BEGIN Task input

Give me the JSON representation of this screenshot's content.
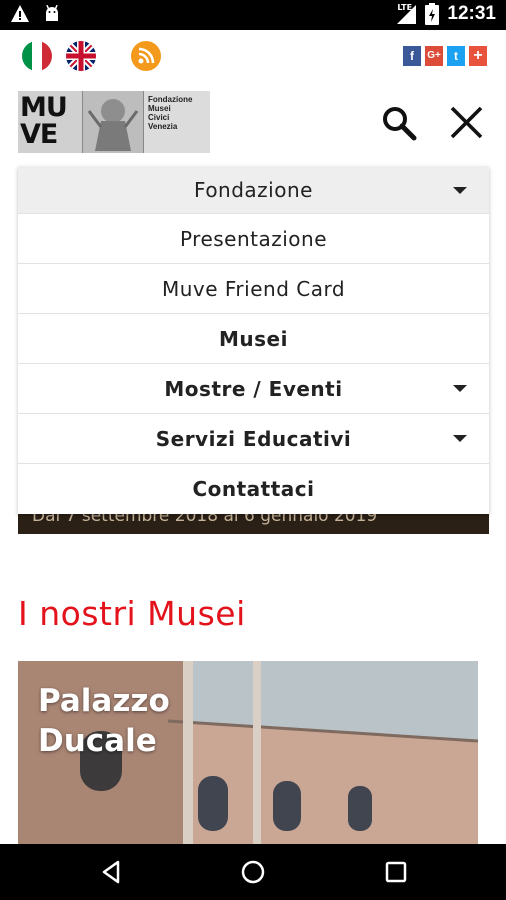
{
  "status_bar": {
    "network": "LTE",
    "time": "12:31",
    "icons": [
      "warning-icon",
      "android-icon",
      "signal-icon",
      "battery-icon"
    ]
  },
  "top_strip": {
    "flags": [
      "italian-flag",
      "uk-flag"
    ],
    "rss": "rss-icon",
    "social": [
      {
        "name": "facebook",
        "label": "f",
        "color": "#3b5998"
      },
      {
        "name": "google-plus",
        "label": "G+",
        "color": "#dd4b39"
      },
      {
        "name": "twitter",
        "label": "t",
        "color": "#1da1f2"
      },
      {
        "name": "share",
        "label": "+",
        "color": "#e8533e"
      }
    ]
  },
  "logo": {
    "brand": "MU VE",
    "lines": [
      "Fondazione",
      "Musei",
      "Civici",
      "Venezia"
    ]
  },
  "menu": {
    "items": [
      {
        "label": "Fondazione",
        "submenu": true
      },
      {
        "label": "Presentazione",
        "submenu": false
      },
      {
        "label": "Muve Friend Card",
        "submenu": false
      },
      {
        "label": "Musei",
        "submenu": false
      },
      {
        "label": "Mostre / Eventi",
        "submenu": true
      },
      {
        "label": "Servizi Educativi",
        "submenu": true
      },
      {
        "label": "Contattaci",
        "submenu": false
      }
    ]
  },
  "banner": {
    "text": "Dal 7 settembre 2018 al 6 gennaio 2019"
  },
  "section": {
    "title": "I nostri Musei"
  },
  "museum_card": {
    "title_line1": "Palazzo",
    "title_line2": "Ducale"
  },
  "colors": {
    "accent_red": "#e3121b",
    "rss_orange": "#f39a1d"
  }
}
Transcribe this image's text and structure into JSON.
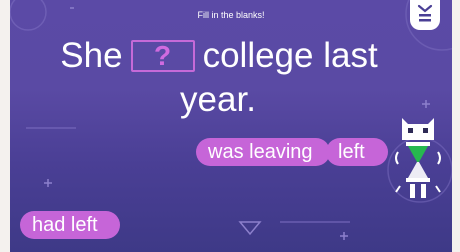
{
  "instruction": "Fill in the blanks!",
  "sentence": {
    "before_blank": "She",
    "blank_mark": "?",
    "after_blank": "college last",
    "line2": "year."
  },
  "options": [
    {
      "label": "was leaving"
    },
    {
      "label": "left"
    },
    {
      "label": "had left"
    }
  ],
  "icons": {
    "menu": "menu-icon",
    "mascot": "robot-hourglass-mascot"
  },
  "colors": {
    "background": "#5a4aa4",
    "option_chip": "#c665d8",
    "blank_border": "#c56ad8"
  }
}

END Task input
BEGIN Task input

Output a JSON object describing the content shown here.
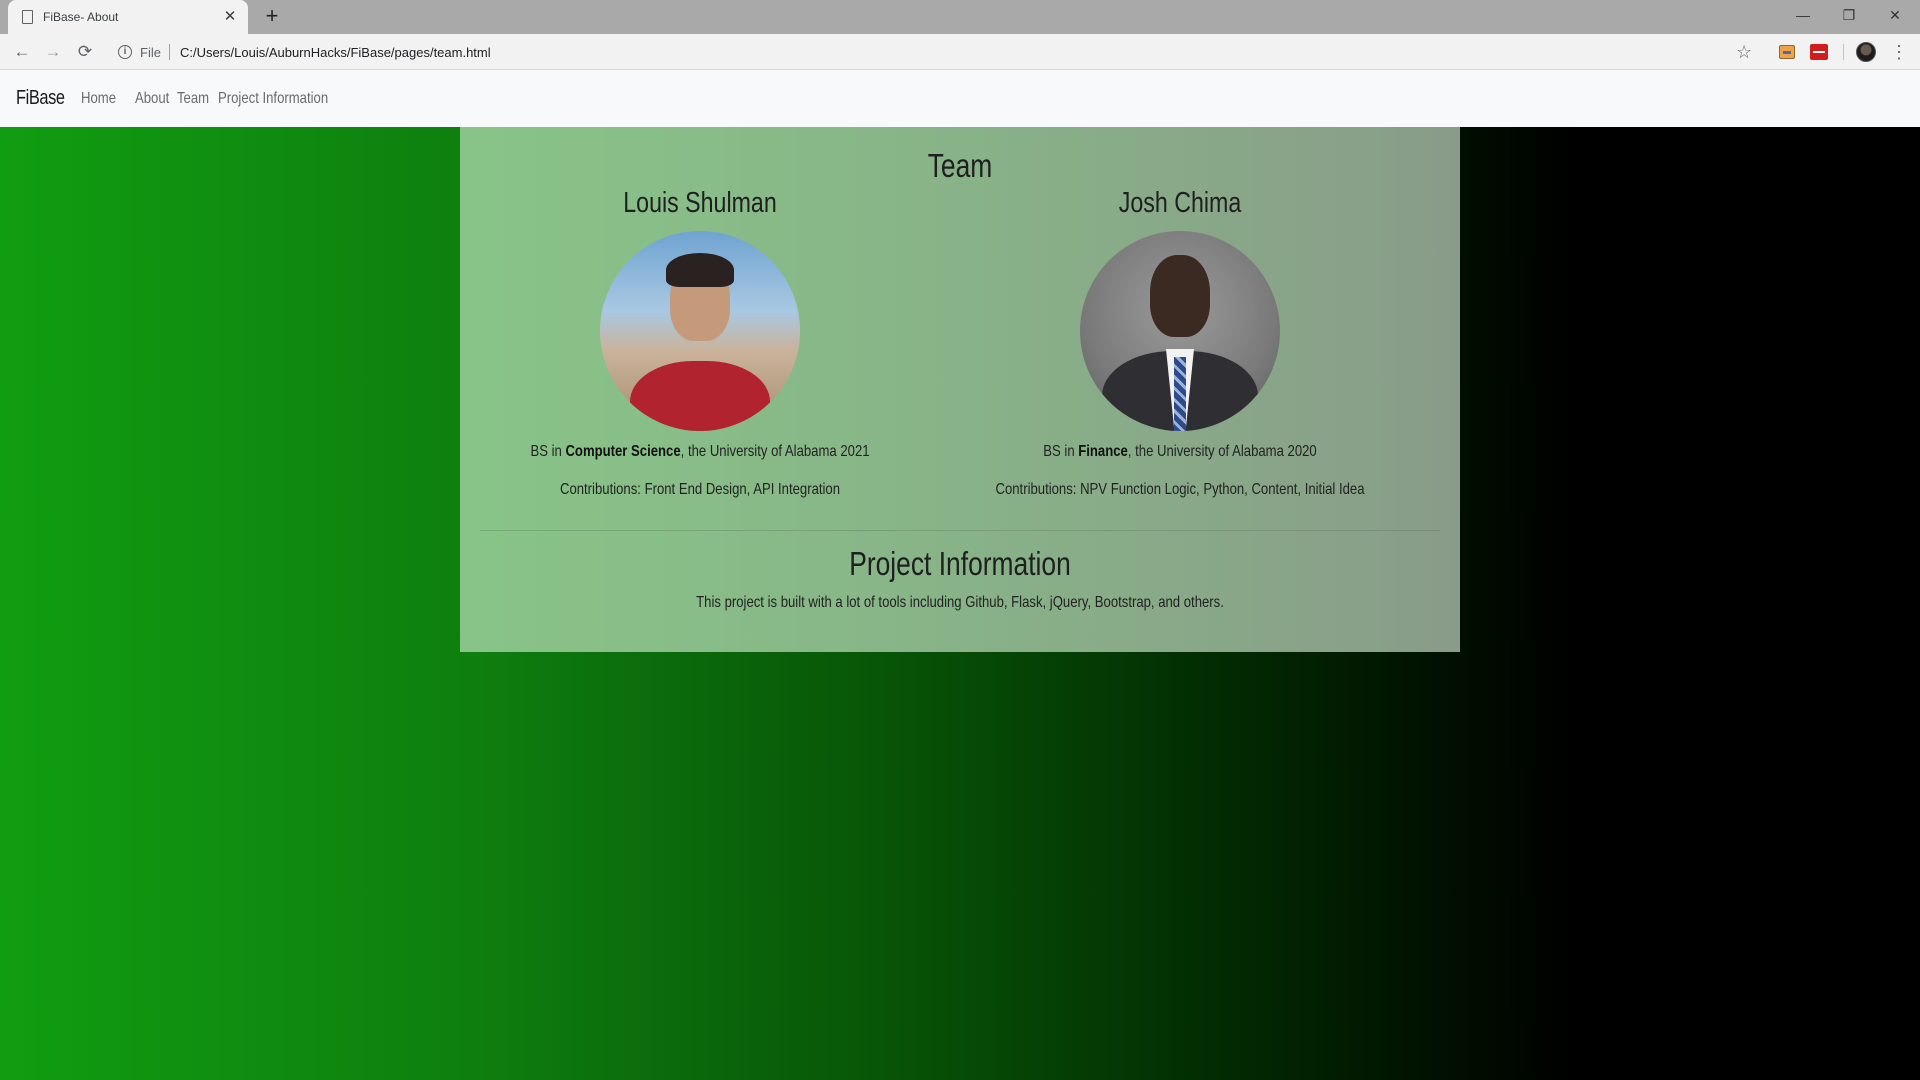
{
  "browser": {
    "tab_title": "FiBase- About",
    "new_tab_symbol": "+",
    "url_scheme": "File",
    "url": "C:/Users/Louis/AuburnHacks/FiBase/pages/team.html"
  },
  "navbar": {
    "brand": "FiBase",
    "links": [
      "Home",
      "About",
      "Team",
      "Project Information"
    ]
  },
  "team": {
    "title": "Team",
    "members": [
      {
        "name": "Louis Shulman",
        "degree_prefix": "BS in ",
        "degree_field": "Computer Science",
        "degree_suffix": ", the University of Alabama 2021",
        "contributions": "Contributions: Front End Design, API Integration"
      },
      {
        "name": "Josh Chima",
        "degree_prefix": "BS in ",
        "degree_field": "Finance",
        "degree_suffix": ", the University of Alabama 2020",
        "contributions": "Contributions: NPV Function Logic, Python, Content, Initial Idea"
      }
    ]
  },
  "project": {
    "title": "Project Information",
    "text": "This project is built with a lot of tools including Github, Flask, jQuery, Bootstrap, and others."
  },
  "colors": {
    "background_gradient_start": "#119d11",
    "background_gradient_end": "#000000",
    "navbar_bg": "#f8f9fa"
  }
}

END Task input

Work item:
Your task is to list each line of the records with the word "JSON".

Result of the task:
Give me the JSON representation of this screenshot's content.
Transcribe this image's text and structure into JSON.
Output a JSON object describing the content shown here.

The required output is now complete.